### ASSIGNMENT
The result should be every line of the listing that contains "JSON".
====================
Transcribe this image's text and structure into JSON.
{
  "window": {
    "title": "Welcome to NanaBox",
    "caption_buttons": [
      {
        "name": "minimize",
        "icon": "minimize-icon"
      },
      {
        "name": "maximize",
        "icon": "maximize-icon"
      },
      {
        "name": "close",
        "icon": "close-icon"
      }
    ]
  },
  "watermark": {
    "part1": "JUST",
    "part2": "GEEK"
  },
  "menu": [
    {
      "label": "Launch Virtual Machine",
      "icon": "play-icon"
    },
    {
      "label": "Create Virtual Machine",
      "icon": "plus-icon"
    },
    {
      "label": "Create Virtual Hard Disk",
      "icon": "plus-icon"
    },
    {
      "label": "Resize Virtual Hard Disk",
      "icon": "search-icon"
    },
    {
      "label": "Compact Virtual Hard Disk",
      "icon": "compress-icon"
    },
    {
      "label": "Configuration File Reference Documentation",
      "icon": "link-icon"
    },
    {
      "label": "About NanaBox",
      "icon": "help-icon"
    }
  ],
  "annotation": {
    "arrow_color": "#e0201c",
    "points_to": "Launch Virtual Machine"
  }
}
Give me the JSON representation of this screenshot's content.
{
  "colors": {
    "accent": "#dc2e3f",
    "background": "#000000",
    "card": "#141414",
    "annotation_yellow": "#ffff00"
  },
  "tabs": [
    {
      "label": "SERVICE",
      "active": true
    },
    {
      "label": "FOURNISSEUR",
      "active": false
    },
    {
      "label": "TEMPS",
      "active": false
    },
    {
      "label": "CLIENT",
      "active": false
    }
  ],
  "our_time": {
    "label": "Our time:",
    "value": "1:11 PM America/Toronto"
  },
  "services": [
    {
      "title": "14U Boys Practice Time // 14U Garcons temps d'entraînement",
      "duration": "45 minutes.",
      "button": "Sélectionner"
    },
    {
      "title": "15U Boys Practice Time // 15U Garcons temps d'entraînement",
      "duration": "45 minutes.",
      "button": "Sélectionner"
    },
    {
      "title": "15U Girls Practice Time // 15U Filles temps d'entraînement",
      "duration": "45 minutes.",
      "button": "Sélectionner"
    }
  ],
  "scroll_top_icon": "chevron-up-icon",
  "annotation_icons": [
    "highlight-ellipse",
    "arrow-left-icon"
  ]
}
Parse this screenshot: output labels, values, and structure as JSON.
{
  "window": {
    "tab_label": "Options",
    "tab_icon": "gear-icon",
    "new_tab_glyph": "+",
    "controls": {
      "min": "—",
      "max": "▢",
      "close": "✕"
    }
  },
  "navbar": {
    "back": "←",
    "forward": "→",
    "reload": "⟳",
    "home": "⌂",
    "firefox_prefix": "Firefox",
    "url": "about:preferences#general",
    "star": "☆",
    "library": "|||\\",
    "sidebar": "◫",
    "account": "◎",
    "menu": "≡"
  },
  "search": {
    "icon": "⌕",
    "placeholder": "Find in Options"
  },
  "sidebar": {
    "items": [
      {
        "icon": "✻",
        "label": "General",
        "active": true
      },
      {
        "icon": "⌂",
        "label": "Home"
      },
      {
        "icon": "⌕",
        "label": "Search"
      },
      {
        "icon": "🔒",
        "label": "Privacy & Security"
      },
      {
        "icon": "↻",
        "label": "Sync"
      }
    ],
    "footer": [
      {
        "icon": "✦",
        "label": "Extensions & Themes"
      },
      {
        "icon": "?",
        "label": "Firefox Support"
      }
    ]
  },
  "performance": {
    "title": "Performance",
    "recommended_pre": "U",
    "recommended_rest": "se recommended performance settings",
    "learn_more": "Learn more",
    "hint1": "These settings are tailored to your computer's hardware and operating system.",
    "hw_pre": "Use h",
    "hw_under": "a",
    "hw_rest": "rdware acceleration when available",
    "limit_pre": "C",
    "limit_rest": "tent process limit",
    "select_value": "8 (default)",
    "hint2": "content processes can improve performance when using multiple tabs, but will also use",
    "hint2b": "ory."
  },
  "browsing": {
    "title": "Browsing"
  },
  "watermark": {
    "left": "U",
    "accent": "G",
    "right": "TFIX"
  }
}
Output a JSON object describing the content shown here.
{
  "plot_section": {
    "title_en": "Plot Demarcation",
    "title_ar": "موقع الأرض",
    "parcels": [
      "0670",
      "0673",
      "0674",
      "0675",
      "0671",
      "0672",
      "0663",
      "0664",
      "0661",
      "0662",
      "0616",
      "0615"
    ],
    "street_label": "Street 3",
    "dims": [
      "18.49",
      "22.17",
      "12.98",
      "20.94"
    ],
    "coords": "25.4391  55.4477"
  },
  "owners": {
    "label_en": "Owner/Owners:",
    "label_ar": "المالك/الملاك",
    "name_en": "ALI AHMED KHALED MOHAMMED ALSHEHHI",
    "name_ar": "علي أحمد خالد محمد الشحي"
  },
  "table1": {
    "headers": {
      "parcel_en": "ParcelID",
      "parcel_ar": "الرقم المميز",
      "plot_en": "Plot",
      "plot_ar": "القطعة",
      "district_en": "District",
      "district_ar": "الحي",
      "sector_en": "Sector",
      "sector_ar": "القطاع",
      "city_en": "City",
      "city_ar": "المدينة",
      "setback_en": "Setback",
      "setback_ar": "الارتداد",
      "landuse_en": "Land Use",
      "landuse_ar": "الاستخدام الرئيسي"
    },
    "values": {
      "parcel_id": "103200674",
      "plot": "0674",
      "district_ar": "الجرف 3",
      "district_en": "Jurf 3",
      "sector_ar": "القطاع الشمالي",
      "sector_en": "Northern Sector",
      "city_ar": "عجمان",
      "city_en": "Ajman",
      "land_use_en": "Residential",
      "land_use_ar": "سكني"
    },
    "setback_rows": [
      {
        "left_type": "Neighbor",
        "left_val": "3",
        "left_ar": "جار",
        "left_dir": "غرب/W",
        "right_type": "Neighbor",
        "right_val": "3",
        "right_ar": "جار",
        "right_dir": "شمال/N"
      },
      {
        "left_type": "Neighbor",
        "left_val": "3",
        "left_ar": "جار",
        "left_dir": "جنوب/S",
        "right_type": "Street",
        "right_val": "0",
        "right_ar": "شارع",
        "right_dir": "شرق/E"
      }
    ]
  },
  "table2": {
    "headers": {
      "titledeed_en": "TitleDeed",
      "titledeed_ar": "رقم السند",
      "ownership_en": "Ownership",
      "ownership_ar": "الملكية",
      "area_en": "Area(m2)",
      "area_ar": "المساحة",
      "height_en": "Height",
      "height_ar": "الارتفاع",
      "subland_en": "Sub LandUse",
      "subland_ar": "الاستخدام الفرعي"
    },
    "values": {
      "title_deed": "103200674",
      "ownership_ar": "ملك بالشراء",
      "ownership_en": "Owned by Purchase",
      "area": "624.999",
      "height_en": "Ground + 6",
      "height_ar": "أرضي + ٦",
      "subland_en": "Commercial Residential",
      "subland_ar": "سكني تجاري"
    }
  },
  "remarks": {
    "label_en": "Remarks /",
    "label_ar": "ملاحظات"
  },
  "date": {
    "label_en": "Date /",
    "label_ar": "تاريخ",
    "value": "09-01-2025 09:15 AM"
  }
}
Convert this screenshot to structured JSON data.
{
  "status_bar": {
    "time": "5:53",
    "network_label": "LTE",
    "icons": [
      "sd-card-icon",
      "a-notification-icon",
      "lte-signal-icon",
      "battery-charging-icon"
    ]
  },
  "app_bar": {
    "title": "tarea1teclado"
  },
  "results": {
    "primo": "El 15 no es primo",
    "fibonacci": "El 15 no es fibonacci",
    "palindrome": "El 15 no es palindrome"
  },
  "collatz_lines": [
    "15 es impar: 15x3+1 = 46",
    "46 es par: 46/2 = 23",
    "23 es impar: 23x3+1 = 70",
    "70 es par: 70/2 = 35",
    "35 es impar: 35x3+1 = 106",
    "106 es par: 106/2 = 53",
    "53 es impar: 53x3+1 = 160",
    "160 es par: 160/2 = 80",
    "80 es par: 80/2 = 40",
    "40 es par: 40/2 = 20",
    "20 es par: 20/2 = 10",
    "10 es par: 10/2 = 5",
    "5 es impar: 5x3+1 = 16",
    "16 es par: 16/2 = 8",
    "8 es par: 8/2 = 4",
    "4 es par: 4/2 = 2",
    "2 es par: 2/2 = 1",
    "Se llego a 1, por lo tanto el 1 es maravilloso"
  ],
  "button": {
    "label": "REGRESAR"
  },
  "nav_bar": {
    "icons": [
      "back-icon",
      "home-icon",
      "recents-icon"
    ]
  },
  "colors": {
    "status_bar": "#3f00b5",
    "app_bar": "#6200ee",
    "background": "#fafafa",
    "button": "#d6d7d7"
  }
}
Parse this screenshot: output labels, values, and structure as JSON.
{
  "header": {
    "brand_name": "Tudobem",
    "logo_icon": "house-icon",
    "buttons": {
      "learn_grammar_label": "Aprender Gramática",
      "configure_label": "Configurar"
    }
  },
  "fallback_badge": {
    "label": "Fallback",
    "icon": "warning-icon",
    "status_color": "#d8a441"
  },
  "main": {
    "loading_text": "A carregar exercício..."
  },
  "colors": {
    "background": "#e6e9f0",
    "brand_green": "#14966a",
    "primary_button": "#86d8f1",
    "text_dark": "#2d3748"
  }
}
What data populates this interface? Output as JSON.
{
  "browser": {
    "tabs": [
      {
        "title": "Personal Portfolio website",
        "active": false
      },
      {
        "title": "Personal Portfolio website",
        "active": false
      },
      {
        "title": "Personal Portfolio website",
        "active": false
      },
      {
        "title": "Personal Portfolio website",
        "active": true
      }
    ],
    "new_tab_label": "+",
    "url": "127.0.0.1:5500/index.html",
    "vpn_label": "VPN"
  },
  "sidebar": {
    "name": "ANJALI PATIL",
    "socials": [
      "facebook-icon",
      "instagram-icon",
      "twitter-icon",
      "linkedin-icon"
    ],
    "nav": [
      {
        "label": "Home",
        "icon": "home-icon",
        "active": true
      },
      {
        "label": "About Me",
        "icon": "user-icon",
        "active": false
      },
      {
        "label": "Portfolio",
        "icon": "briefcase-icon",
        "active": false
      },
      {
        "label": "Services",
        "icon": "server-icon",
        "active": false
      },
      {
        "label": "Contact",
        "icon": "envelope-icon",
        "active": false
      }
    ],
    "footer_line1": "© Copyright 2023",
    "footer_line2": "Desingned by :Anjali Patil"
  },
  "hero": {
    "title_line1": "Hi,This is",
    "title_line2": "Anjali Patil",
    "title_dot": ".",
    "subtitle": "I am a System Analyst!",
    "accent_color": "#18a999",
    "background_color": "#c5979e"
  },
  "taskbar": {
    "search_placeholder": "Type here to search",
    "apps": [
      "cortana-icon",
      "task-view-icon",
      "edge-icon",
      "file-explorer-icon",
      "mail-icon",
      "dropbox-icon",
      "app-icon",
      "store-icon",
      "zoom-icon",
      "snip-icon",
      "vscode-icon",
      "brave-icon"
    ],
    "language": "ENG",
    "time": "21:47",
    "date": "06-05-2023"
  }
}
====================
### WORKED SOLUTION
Transcribe this image's text and structure into JSON.
Give me the JSON representation of this screenshot's content.
Parse this screenshot: output labels, values, and structure as JSON.
Output a JSON object describing the content shown here.
Convert this screenshot to structured JSON data.
Parse this screenshot: output labels, values, and structure as JSON.
What data populates this interface? Output as JSON.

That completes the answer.